Written by HyunCheon Kim / Translated by JaeMin Woo
As investigation on a leak of SAT answers has begun in Korea, Innocent students are expected to be affected as well as the cheaters.
In a similar case in 2007, ETS (Educational Testing Service), the SAT conductor, discovered that some students had acquired the answers before taking the exams, and canceled all 900 students’ scores sent from Korea.
High-Tech Crimes Department of Seoul Central District Prosecutors’ Office announced that it had initiated search and seizure in 6 language institutes in the Gangnam area that were deemed suspicious. One of these search and seizures was done on the 21st, and in two more search were done on the 27th.
Moreover, the prosecutor said that it found evidence of language institutes buying tests from brokers or hiring students to leak tests from Southeast Asia.
Also, it has been confirmed that one of the 8 accused institutes was established by Jeffrey Son, the main culprit in the case from 2007.
On January 27th, 2007, Son, who was charged without imprisonment after the incident, uploaded answers on his own internet café to the SAT that was to be taken in New York the same day.”
He was able to acquire leaked tests from brokers or hired students by taking advantage of the time differences in the two countries.
Many parents of Korean international students in the area responded rather nonchalantlyto this incident. They believed that suspicion intensifies only when the incidents are exposed through official investigations, but the leaks will not be stopped in the near future.
Prejudice towards Korean students reduces their opportunities
The parents were more concerned about the possibility of innocent students being affected by this incident. EunMi Lee, a mother of an 11th grader, heatedly argued that “it’s unfair for hard working innocent students to compete with the students who cheat their way to elite universities.”
Also, the possibility of Korean students being affected by Koreans’ deteriorating reputation has been pointed out.
An education expert said, “Many high school and college admission officers are questioning the legitimacy of SAT and SSAT scores sent from Korea, and they are also aware of the possibilities of purchased essays being sent for admission applications. When competing with students from China, India, Singapore and other countries, Korean students will be at a disadvantage.”
However, despite the strong opposition from Korean students and parents in the United Sates, it is unlikely that the circumstances in Korea will change.
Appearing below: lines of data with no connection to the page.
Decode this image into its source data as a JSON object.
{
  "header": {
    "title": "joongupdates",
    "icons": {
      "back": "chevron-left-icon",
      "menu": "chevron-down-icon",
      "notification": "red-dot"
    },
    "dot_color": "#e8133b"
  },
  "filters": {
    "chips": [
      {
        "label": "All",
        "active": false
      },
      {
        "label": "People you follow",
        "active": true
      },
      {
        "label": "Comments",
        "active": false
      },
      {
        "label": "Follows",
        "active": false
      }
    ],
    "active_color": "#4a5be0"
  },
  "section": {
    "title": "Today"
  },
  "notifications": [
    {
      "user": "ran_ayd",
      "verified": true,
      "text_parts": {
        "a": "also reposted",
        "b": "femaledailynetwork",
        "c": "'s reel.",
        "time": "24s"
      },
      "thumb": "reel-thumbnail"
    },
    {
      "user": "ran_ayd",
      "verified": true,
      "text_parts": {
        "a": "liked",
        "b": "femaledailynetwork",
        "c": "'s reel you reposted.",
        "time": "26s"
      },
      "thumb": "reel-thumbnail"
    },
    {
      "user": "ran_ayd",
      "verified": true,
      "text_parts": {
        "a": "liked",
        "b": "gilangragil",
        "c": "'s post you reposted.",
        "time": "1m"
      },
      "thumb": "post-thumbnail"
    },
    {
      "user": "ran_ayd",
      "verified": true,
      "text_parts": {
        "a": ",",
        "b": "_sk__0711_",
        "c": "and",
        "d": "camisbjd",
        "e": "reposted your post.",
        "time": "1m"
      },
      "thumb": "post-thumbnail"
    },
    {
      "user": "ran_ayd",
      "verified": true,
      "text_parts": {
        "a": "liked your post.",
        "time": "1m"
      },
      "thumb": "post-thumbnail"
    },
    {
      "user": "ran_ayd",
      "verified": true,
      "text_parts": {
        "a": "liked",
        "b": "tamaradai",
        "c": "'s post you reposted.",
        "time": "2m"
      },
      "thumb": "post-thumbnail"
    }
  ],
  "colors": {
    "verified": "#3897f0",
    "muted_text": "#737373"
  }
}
Another parent stated that it is a trend in the Gangnam area for the instructors who are accused of leaking tests to gain popularity and higher salaries, and that the official investigations operated by various authorities are essentially useless.
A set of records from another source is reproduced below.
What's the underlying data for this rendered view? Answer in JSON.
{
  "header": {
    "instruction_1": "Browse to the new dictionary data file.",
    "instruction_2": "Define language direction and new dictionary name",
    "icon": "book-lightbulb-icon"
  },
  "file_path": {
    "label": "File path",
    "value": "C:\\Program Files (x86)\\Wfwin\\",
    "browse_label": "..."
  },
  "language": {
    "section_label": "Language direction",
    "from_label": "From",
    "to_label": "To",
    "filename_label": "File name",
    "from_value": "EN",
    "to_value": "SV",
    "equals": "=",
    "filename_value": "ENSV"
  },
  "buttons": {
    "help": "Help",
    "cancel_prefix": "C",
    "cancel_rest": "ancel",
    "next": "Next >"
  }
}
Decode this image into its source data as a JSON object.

Kang, who moved to Boston from Gangnam a year ago, revealed that “in these cases, the accused teachers will gain popularity for their guarantee of raising students’ scores.”
What is causing these test leaks?
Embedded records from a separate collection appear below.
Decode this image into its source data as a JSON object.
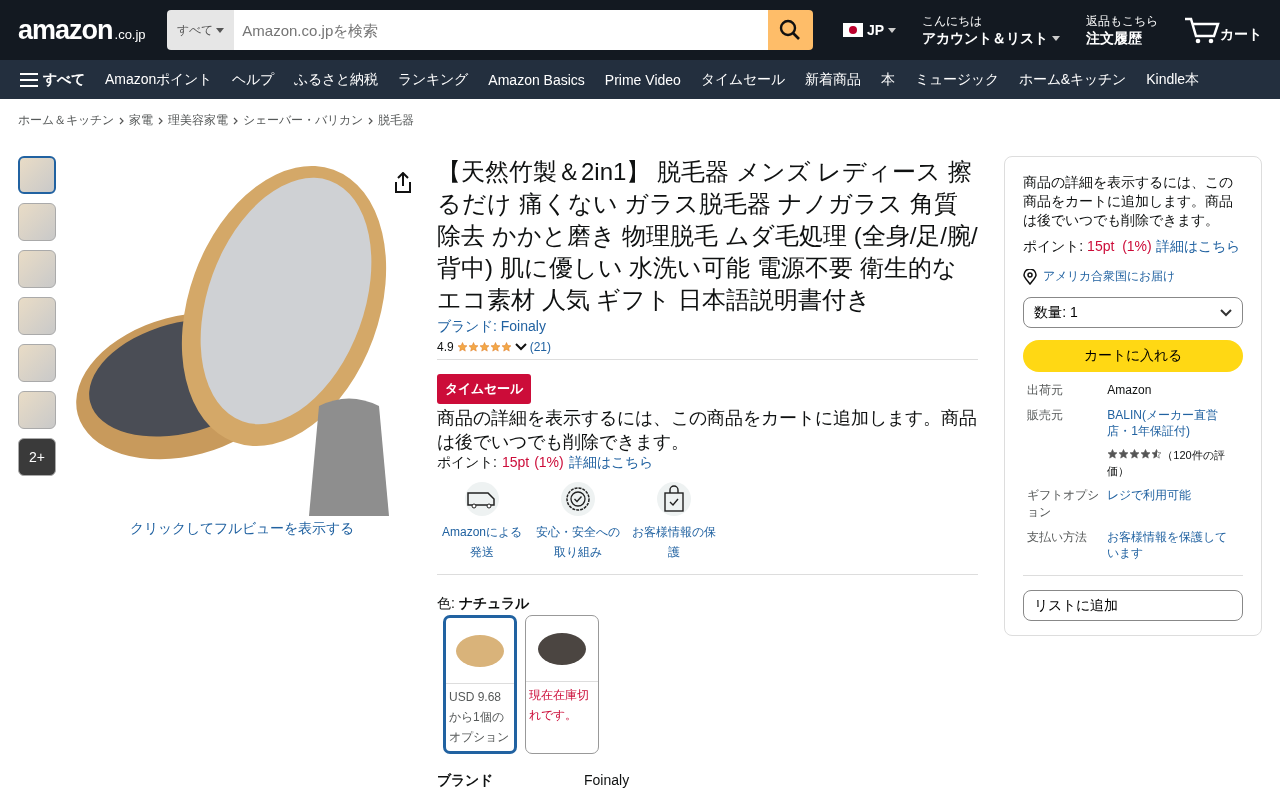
{
  "header": {
    "logo": "amazon",
    "logo_suffix": ".co.jp",
    "search_category": "すべて",
    "search_placeholder": "Amazon.co.jpを検索",
    "language": "JP",
    "account_greeting": "こんにちは",
    "account_label": "アカウント＆リスト",
    "orders_top": "返品もこちら",
    "orders_label": "注文履歴",
    "cart_label": "カート"
  },
  "nav": {
    "menu_label": "すべて",
    "items": [
      "Amazonポイント",
      "ヘルプ",
      "ふるさと納税",
      "ランキング",
      "Amazon Basics",
      "Prime Video",
      "タイムセール",
      "新着商品",
      "本",
      "ミュージック",
      "ホーム&キッチン",
      "Kindle本"
    ]
  },
  "breadcrumbs": [
    "ホーム＆キッチン",
    "家電",
    "理美容家電",
    "シェーバー・バリカン",
    "脱毛器"
  ],
  "gallery": {
    "thumbnails": [
      {
        "selected": true
      },
      {
        "selected": false
      },
      {
        "selected": false
      },
      {
        "selected": false
      },
      {
        "selected": false
      },
      {
        "selected": false
      }
    ],
    "more_label": "2+",
    "full_view_link": "クリックしてフルビューを表示する"
  },
  "product": {
    "title": "【天然竹製＆2in1】 脱毛器 メンズ レディース 擦るだけ 痛くない ガラス脱毛器 ナノガラス 角質除去 かかと磨き 物理脱毛 ムダ毛処理 (全身/足/腕/背中) 肌に優しい 水洗い可能 電源不要 衛生的なエコ素材 人気 ギフト 日本語説明書付き",
    "brand_link": "ブランド: Foinaly",
    "rating": "4.9",
    "stars": 5,
    "review_count": "(21)",
    "deal_badge": "タイムセール",
    "price_note": "商品の詳細を表示するには、この商品をカートに追加します。商品は後でいつでも削除できます。",
    "points_label": "ポイント:",
    "points_value": "15pt",
    "points_percent": "(1%)",
    "points_link": "詳細はこちら",
    "features": [
      {
        "kind": "delivery",
        "label": "Amazonによる発送"
      },
      {
        "kind": "safety",
        "label": "安心・安全への取り組み"
      },
      {
        "kind": "privacy",
        "label": "お客様情報の保護"
      }
    ],
    "color_label": "色:",
    "color_value": "ナチュラル",
    "variants": [
      {
        "selected": true,
        "available": true,
        "color": "#d9b37a",
        "text": "USD 9.68から1個のオプション"
      },
      {
        "selected": false,
        "available": false,
        "color": "#4b4541",
        "text": "現在在庫切れです。"
      }
    ],
    "spec_rows": [
      {
        "label": "ブランド",
        "value": "Foinaly"
      }
    ]
  },
  "buy_box": {
    "price_note": "商品の詳細を表示するには、この商品をカートに追加します。商品は後でいつでも削除できます。",
    "points_label": "ポイント:",
    "points_value": "15pt",
    "points_percent": "(1%)",
    "points_link": "詳細はこちら",
    "delivery_link": "アメリカ合衆国にお届け",
    "quantity": "数量:  1",
    "add_to_cart": "カートに入れる",
    "rows": [
      {
        "kind": "text",
        "label": "出荷元",
        "value": "Amazon"
      },
      {
        "kind": "link",
        "label": "販売元",
        "value": "BALIN(メーカー直営店・1年保証付)"
      },
      {
        "kind": "rating",
        "stars": 4.5,
        "reviews": "（120件の評価）"
      },
      {
        "kind": "link",
        "label": "ギフトオプション",
        "value": "レジで利用可能"
      },
      {
        "kind": "link",
        "label": "支払い方法",
        "value": "お客様情報を保護しています"
      }
    ],
    "add_to_list": "リストに追加"
  }
}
The question of continuous SAT leaks can be answered by the agreement between parents who are seeking to send their kids to elite universities and the teachers who are looking for higher salaries.
Seung Jun Oh, the principal of SD Academy, explained this phenomenon using supply and demand in the college prep market. He said, “many teachers in language institutes are committing these crimes for students and their parents who are used to competitive college prep culture in Korea and are doing everything they can to improve their SAT scores.”
Competition between institutes is another cause of the problem.
According to Open Doors, the number of students in Korea applying for the universities in America has been decreasing since 2006-2008. With an increasing number of language institutes, the competition to gain the title of “guarantee of higher scores” and “best predictions of tests” has been intensified.
Sophia Park, the president of Wise Prep, added that “the institutes had to compete to acquire leaked tests as the ability of obtaining these tests overshadowed the teacher and institute’s ability to teach.”
These institutes with leaked tests were then considered to have the best “prediction” for the future tests. Parents began to look for institutes that had access to leaked tests and this tempted more instructors to seek them.
Joon Ki Jung, the president of Boston Education World, strongly suggested that “the Korean government and ETS must take action because the parents openly prefer institutes that have accessed leaked tests over the ones that don’t.”
He further suggested harsh punishments such as cancelling students’ scores, exposing their crimes to college admission offices, expelling instructors from institutes and revealing the names of students’ parents.
ⓒ 보스톤코리아(http://www.bostonkorea.com), 무단전재 및 재배포 금지